USDINR opened with a gap up at Rs.82.20 in the previous session after closing at Rs.81.90 on Thursday, and the market saw primarily dollar purchasing by corporates and banks as rupee pressure persisted on Friday. With other Asian currencies plunging – CNH from 7.02 to 7.12 and KRW from almost 1400 to 1412 – with Brent oil hitting $95 per barrel, it was another day for the rupee to suffer.
The OPEC+ members resolved to reduce oil production by 2 million barrels, which kept the market warm. During the week that was cut short owing to a holiday on Wednesday, the rupee reached a high of Rs. 81.36 on 4 October and a low of Rs. 82.42 on Friday, setting a new low.
With the collapse, the rupee has depreciated by 10.50% against the dollar this year, although it is still better off than most other currencies, which have lost by 12-20%. The 10-year yield on Indian bonds increased to 7.45% as market hopes of India’s participation in the international bond index were tempered by the country’s decision to postpone its decision by a year. With dollar interest rates rising, our exports slowing, borrowings growing, and oil prices being high, we may see the rupee decline further in October, with a range of 81.50 to 83.50.

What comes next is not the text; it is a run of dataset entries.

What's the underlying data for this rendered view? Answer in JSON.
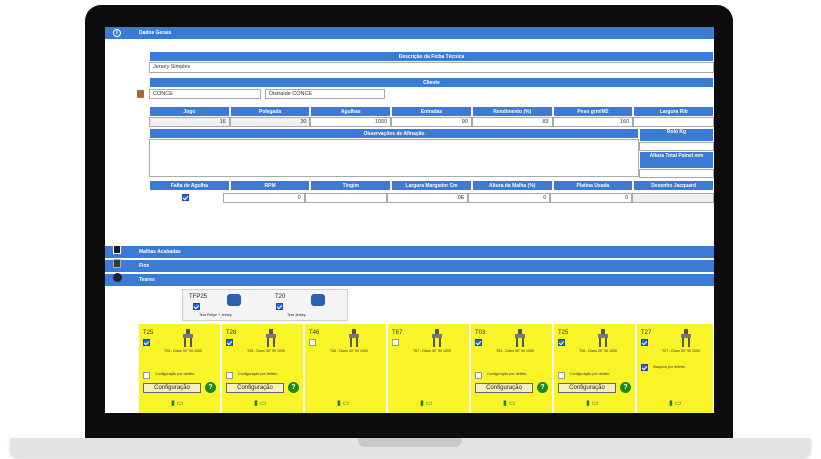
{
  "header": {
    "title": "Dados Gerais"
  },
  "ficha": {
    "label": "Descrição da Ficha Técnica",
    "value": "Jersey Simples"
  },
  "cliente": {
    "label": "Cliente",
    "code": "CONCE",
    "name": "Distraide CONCE"
  },
  "specs": {
    "headers": [
      "Jogo",
      "Polegada",
      "Agulhas",
      "Entradas",
      "Rendimento (%)",
      "Peso grm/M2",
      "Largura Rib"
    ],
    "values": [
      "16",
      "30",
      "1000",
      "90",
      "83",
      "160",
      ""
    ]
  },
  "observacoes": {
    "label": "Observações de Afinação",
    "rolo_label": "Rolo Kg",
    "altura_label": "Altura Total Painel mm"
  },
  "extras": {
    "headers": [
      "Falta de Agulha",
      "RPM",
      "Tingim",
      "Largura Margador Cm",
      "Altura da Malha (%)",
      "Platina Usada",
      "Desenho Jacquard"
    ],
    "values": [
      "",
      "0",
      "",
      "0E",
      "0",
      "0",
      ""
    ]
  },
  "sections": {
    "malhas": "Malhas Acabadas",
    "fios": "Fios",
    "teares": "Teares"
  },
  "tear_types": [
    {
      "code": "TFP25",
      "label": "Tear Pelipe + Jersey"
    },
    {
      "code": "T20",
      "label": "Tear Jersey"
    }
  ],
  "tiles": [
    {
      "name": "T25",
      "checked": true,
      "desc": "T25 - Diam 30\" 90 1000",
      "config_checked": false,
      "config_label": "Configuração por defeito",
      "button": "Configuração"
    },
    {
      "name": "T28",
      "checked": true,
      "desc": "T28 - Diam 30\" 90 1000",
      "config_checked": false,
      "config_label": "Configuração por defeito",
      "button": "Configuração"
    },
    {
      "name": "T46",
      "checked": false,
      "desc": "T46 - Diam 30\" 90 1000",
      "config_checked": false,
      "config_label": "",
      "button": ""
    },
    {
      "name": "T67",
      "checked": false,
      "desc": "T67 - Diam 30\" 90 1000",
      "config_checked": false,
      "config_label": "",
      "button": ""
    },
    {
      "name": "T03",
      "checked": true,
      "desc": "T03 - Diam 30\" 90 1000",
      "config_checked": false,
      "config_label": "Configuração por defeito",
      "button": "Configuração"
    },
    {
      "name": "T25",
      "checked": true,
      "desc": "T26 - Diam 30\" 90 1000",
      "config_checked": false,
      "config_label": "Configuração por defeito",
      "button": "Configuração"
    },
    {
      "name": "T27",
      "checked": true,
      "desc": "T27 - Diam 30\" 90 1000",
      "config_checked": true,
      "config_label": "Máquina por defeito",
      "button": ""
    }
  ]
}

The RBI appears to have curtailed its sell-side intervention in USDINR after its reserves fell by $100 billion, 67% of which was attributable to the valuation of other currencies and its U.S. dollar holdings. The ammunition may have weakened to some level, allowing the rupee to fall by around 3% since the beginning of September 2022. Exporters should hang on to their dollar receivables rather than book forwards, with a stop loss of 81.75. Importers should continue to buy all dips and any significant declines to hedge their payables.